Now compare the K-8-3 flop. It seems like perhaps a trivial change to the flop. But the numbers change quite a bit. Assuming the same starting hand range for our opponents, they will flop top pair or better just 17.4 percent of the time. They will flop a pair less than top pair another 24.6 percent of the time, and no gutshots are possible on this board.

This means your opponents have a “hit” rate of only 42 percent on this flop, compared to 58.5 percent of the time on the ace-high flop.

Furthermore, a far greater proportion of hits on the king-high flop are weak hits—pairs less than a king that most players will release on the turn. On this board, a whopping 59 percent of flop “hits” are less than top pair. (This number includes unimproved pocket pairs.) This means that you can fire the turn and expect your opponents to fold more often than not. Compare this number to roughly 40 percent for the ace-high flop.

While it’s marginally profitable to bet the flop and turn on the ace-high flop against one opponent, it’s wildly profitable to do so against the same opponent on the king-high flop.

Furthermore, your prospects against a field are much improved on the king-high flop. With three opponents, all three opponents will have missed this flop about 20 percent of the time.
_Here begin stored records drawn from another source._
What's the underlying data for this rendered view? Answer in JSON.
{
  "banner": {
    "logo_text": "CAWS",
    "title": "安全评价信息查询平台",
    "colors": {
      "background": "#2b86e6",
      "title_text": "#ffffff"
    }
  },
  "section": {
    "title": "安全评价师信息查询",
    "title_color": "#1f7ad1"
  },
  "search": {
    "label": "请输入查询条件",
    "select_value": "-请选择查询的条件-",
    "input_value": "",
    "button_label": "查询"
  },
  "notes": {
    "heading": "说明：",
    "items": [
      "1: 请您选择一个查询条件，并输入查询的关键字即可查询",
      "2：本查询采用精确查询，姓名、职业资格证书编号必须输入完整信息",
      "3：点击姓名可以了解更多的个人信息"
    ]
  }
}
While this number is less than the 33 percent you’d need to bet $30 into $60 profitably for an immediate profit, it’s still likely profitable because of the types of hands that will call.

If only one player calls the flop, you can bet $60 into $120 on the turn and expect to get a fold nearly 60 percent of the time. This number is so much higher than the 33 necessary to show an immediate profit, that the flop and turn bets taken together will be profitable—regardless of what you hold.

I conducted nearly all this analysis without even considering what you might hold. That’s because often it doesn’t matter. Small stakes no-limit players use strategies that can be exploited blind. You don’t even have to look at your cards to beat them in many situations. So what’s the error that the small stakes players are making in this example?

First, they are playing far too many hands preflop. When you play too many hands preflop, you end up with too many junk hands after the flop. No matter what the flop comes, these hands will always pad the percentage of folding hands, making bluffs more attractive. But this effect is particularly strong on flops like K-8-3 where most of the extra hands (stuff like 9-6 suited or 6-5 offsuit) look hopeless.

Second, they are giving bets too much credit. When I bet $30 into $60, they fold a lot of hands. Then when I bet $60 into $120, they fold still more hands. Since these bets are profitable with any two cards, I’ll make them with any two cards. A flop like K-8-3 is hard to hit even with a tight set of preflop hands. These players shouldn’t give my bets so much credit. I could have anything.

Overall, most small stakes players use a strategy that requires them to hit flops hard with many weak hands to turn a profit. Since, mathematically, this is quite unlikely, it’s a really poor strategy.

After all this analysis, you might be thinking, “Well, duh, people like to play aces. Of course it’s easier to push people off hands where no ace flops.” And, sure, that’s fairly intuitive. But there are 22,100 possible flops, and the analysis is not intuitive for most of them. For example, how do you think a QDiamond Suit JDiamond Suit 3Diamond Suit flop fares if you look for hands that call the flop and then hands that also call the turn? How about a 4-2-2 flop? How about a KHeart Suit QDiamond Suit 4Spade Suit flop?

Here’s the bottom line. In small stakes games, you can frequently tell if it will be profitable to bluff a flop and turn just by looking at the board texture and your number of opponents. You don’t have to know much about your opponents, and you don’t even have to look at your hand. That’s power that shouldn’t be underestimated. ♠

Ed’s newest book, The Course: Serious Hold ‘Em Strategy For Smart Players is available now at his website edmillerpoker.com. You can also find original articles and instructional videos by Ed at the training site redchippoker.com.